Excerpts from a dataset
----

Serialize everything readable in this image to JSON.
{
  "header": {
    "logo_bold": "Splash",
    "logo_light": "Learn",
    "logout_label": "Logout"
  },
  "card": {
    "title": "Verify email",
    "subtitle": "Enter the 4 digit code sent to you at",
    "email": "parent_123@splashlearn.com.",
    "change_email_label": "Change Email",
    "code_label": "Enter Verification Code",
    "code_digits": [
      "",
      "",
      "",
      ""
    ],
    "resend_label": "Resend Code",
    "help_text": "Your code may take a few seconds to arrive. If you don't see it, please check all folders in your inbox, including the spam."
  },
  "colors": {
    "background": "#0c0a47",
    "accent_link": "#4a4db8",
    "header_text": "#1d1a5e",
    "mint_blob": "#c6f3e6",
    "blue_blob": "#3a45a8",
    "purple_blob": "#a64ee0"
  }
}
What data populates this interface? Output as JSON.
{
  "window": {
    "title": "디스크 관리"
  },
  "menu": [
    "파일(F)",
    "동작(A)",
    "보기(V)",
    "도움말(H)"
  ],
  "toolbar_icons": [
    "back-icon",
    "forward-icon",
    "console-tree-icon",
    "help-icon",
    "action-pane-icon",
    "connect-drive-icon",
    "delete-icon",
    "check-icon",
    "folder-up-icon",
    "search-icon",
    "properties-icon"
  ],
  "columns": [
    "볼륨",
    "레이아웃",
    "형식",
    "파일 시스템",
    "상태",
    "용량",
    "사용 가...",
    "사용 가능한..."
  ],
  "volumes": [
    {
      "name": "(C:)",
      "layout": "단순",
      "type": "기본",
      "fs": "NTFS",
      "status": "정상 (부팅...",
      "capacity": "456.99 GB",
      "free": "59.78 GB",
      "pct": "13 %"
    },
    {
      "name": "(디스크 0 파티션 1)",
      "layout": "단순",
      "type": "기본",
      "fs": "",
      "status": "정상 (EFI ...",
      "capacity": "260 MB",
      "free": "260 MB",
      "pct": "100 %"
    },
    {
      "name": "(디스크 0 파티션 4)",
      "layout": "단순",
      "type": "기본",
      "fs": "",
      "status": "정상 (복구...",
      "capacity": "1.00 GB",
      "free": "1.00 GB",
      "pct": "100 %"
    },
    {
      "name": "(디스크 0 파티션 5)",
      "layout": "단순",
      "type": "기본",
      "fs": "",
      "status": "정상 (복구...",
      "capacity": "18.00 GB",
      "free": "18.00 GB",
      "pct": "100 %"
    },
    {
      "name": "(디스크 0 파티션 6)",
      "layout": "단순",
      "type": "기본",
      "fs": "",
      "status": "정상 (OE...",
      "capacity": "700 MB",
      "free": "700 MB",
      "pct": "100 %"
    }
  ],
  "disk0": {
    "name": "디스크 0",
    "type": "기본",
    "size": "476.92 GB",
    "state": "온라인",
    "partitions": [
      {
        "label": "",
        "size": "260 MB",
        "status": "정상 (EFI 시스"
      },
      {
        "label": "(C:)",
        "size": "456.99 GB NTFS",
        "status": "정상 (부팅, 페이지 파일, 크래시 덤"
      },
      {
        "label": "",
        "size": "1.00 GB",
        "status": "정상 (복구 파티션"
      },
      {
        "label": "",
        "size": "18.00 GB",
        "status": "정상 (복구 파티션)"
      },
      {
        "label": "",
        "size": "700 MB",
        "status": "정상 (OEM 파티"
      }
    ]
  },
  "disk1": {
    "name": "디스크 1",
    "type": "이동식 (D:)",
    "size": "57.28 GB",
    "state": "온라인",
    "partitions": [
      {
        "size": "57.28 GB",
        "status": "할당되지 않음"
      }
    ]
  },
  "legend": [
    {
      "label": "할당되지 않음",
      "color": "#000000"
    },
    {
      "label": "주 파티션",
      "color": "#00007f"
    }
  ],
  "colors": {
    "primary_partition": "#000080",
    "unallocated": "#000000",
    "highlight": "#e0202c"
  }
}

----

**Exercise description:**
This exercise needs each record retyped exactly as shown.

**Result of the exercise:**
Serialize everything readable in this image to JSON.
{
  "header": {
    "logo_bold": "Splash",
    "logo_light": "Learn",
    "logout_label": "Logout"
  },
  "card": {
    "title": "Verify email",
    "subtitle": "Enter the 4 digit code sent to you at",
    "email": "parent_123@splashlearn.com.",
    "change_email_label": "Change Email",
    "code_label": "Enter Verification Code",
    "code_digits": [
      "",
      "",
      "",
      ""
    ],
    "resend_label": "Resend Code",
    "help_text": "Your code may take a few seconds to arrive. If you don't see it, please check all folders in your inbox, including the spam."
  },
  "colors": {
    "background": "#0c0a47",
    "accent_link": "#4a4db8",
    "header_text": "#1d1a5e",
    "mint_blob": "#c6f3e6",
    "blue_blob": "#3a45a8",
    "purple_blob": "#a64ee0"
  }
}
What data populates this interface? Output as JSON.
{
  "window": {
    "title": "디스크 관리"
  },
  "menu": [
    "파일(F)",
    "동작(A)",
    "보기(V)",
    "도움말(H)"
  ],
  "toolbar_icons": [
    "back-icon",
    "forward-icon",
    "console-tree-icon",
    "help-icon",
    "action-pane-icon",
    "connect-drive-icon",
    "delete-icon",
    "check-icon",
    "folder-up-icon",
    "search-icon",
    "properties-icon"
  ],
  "columns": [
    "볼륨",
    "레이아웃",
    "형식",
    "파일 시스템",
    "상태",
    "용량",
    "사용 가...",
    "사용 가능한..."
  ],
  "volumes": [
    {
      "name": "(C:)",
      "layout": "단순",
      "type": "기본",
      "fs": "NTFS",
      "status": "정상 (부팅...",
      "capacity": "456.99 GB",
      "free": "59.78 GB",
      "pct": "13 %"
    },
    {
      "name": "(디스크 0 파티션 1)",
      "layout": "단순",
      "type": "기본",
      "fs": "",
      "status": "정상 (EFI ...",
      "capacity": "260 MB",
      "free": "260 MB",
      "pct": "100 %"
    },
    {
      "name": "(디스크 0 파티션 4)",
      "layout": "단순",
      "type": "기본",
      "fs": "",
      "status": "정상 (복구...",
      "capacity": "1.00 GB",
      "free": "1.00 GB",
      "pct": "100 %"
    },
    {
      "name": "(디스크 0 파티션 5)",
      "layout": "단순",
      "type": "기본",
      "fs": "",
      "status": "정상 (복구...",
      "capacity": "18.00 GB",
      "free": "18.00 GB",
      "pct": "100 %"
    },
    {
      "name": "(디스크 0 파티션 6)",
      "layout": "단순",
      "type": "기본",
      "fs": "",
      "status": "정상 (OE...",
      "capacity": "700 MB",
      "free": "700 MB",
      "pct": "100 %"
    }
  ],
  "disk0": {
    "name": "디스크 0",
    "type": "기본",
    "size": "476.92 GB",
    "state": "온라인",
    "partitions": [
      {
        "label": "",
        "size": "260 MB",
        "status": "정상 (EFI 시스"
      },
      {
        "label": "(C:)",
        "size": "456.99 GB NTFS",
        "status": "정상 (부팅, 페이지 파일, 크래시 덤"
      },
      {
        "label": "",
        "size": "1.00 GB",
        "status": "정상 (복구 파티션"
      },
      {
        "label": "",
        "size": "18.00 GB",
        "status": "정상 (복구 파티션)"
      },
      {
        "label": "",
        "size": "700 MB",
        "status": "정상 (OEM 파티"
      }
    ]
  },
  "disk1": {
    "name": "디스크 1",
    "type": "이동식 (D:)",
    "size": "57.28 GB",
    "state": "온라인",
    "partitions": [
      {
        "size": "57.28 GB",
        "status": "할당되지 않음"
      }
    ]
  },
  "legend": [
    {
      "label": "할당되지 않음",
      "color": "#000000"
    },
    {
      "label": "주 파티션",
      "color": "#00007f"
    }
  ],
  "colors": {
    "primary_partition": "#000080",
    "unallocated": "#000000",
    "highlight": "#e0202c"
  }
}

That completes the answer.